### What the task requires
Check each line of the material, and show the ones that include the word "Clearing".

'''

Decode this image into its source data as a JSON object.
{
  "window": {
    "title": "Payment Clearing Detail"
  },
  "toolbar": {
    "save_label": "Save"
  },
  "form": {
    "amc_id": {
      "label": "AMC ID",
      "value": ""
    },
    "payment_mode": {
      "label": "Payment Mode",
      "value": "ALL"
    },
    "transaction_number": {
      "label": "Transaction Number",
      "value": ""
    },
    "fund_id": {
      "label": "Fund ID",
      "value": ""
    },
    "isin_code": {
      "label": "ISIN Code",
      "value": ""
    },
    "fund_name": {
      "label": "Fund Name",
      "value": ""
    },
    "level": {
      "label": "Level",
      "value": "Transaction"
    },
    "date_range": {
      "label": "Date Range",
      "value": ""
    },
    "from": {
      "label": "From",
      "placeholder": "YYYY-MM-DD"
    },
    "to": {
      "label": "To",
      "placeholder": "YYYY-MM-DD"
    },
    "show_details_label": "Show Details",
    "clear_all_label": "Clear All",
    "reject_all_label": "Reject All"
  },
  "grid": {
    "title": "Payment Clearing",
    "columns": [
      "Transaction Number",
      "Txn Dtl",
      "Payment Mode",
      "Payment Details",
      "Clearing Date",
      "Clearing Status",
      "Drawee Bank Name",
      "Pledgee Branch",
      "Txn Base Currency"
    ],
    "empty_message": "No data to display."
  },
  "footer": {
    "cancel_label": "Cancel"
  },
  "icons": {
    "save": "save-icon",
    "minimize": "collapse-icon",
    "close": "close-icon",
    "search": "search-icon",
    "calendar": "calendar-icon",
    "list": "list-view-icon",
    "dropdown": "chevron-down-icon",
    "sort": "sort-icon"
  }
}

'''

### Response to this task
    "title": "Payment Clearing Detail"
    "title": "Payment Clearing",
      "Clearing Date",
      "Clearing Status",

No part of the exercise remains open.